3. Benedict College. Benedict College is a historically black, liberal arts college located in Columbia, South Carolina. (Submitted on May 7, 2012, by Brian Scott of Anderson, South Carolina.)
1. Rev. John Jacob Starks, D.D.
It's a far cry from the little Greenwood county farm to the presidency of a great denominational college, yet Rev. John Jacob Starks, D.D., President of Morris College, at Sumter, covered the distance at forty and filled the years between with fruitful religious service and with effective and constructive endeavor along educational lines. He early saw the importance of correlating the forces which make for character and the forces which make for intelligence, and had made a fight from the beginning of his ministry to keep religion and education going hand in hand. Accordingly his voice has been heard in every part of the State and his influence felt throughout the denomination.
He was born on a farm in Greenwood county, April 14, 1872. His father, Eli Starks, was a farmer and was the son of Edmond Starks, a native African. His mother, before her marriage, was Flora Jones, who was a daughter of her master.
Young Starks grew up on the farm and attended the neighborhood school.
Dr. Starks, after leaving the rural school, went to Brewer Normal at Greenwood. He then matriculated in the English course at Benedict College and completed the course in 1891. After then he took the regular college course at Morehouse, winning his Bachelor's degree in 1898. He did his theological work at the same institute from which he (1909) has the D.D. degree.
He was ordained to the full work of the ministry in 1898. His first pastorate was the Dunn Creek church, which he served two years. After that he pastored Ebenezer, at Seneca, six years, Canaan, ten years, and Pleasant Hill, at Westminster, four years. He was a pioneer in the establishment of associational schools and built the Seneca Institute, at Seneca, and established the work firmly before leaving Seneca for his present position. It is not putting it too strongly to state that the
In 1912 he was called to the presidency of Morris College at Sumter. The progress and development of the institution under his administration, proclaim the man at the head. Buildings and equipment have been increased, the faculty greatly strengthened and nearly trebled in number, while the income and attendance have grown apace and the institution under the leadership of Dr. Starks is making for itself a large place in the life of the denomination.
Dr. Starks has with singleness of purpose devoted himself to the work of education and the ministry. He has taken no active part in politics nor is he identified with the secret orders. His first and favorite reading is the bible, after that history. He has for years been a member of the Executive Board of the State Convention.

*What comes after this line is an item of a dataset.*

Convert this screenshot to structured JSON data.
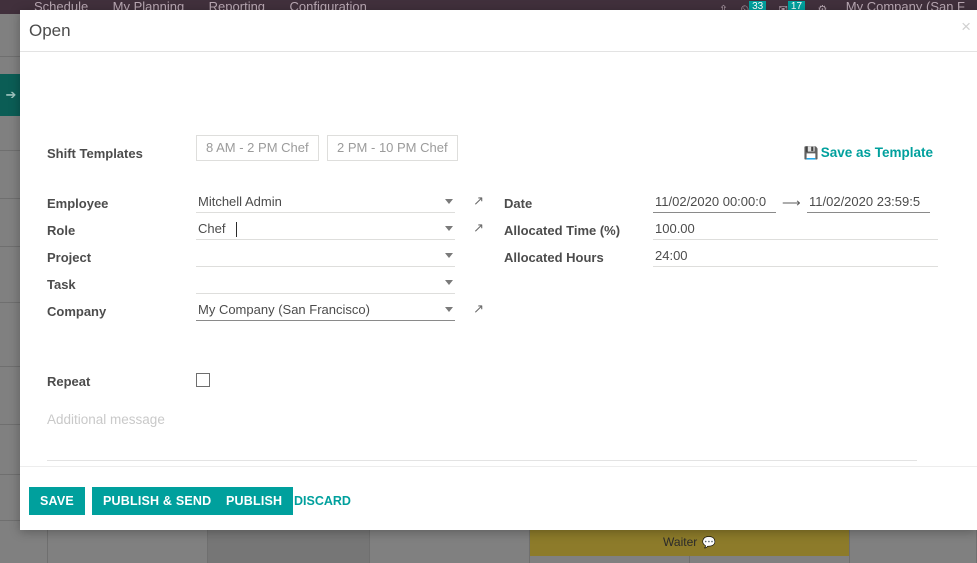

On May 25, 1897, Dr. Starks was married to Miss Julia A. Sherard, of Anderson county, S.C. Mrs. Starks was educated at Clark University and was, before her marriage, a teacher in the public schools. (Source: History of the American Negro and His Institutions edited by Arthur Bunyan Caldwell (1919), pgs 754 - 757.)
— Submitted May 7, 2012, by Brian Scott of Anderson, South Carolina.
Categories. • African Americans • Education •
Credits. This page originally submitted on , by David Bullard of Seneca, South Carolina. This page has been viewed 1,171 times since then and 35 times this year. Photos: 1. submitted on , by David Bullard of Seneca, South Carolina. 2. submitted on , by Brian Scott of Anderson, South Carolina. 3. submitted on , by David Bullard of Seneca, South Carolina. 4, 5. submitted on , by Brian Scott of Anderson, South Carolina. 6, 7. submitted on , by David Bullard of Seneca, South Carolina. 8, 9, 10, 11, 12. submitted on , by Brian Scott of Anderson, South Carolina. • Kevin W. was the editor who published this page. This page was last revised on June 16, 2016.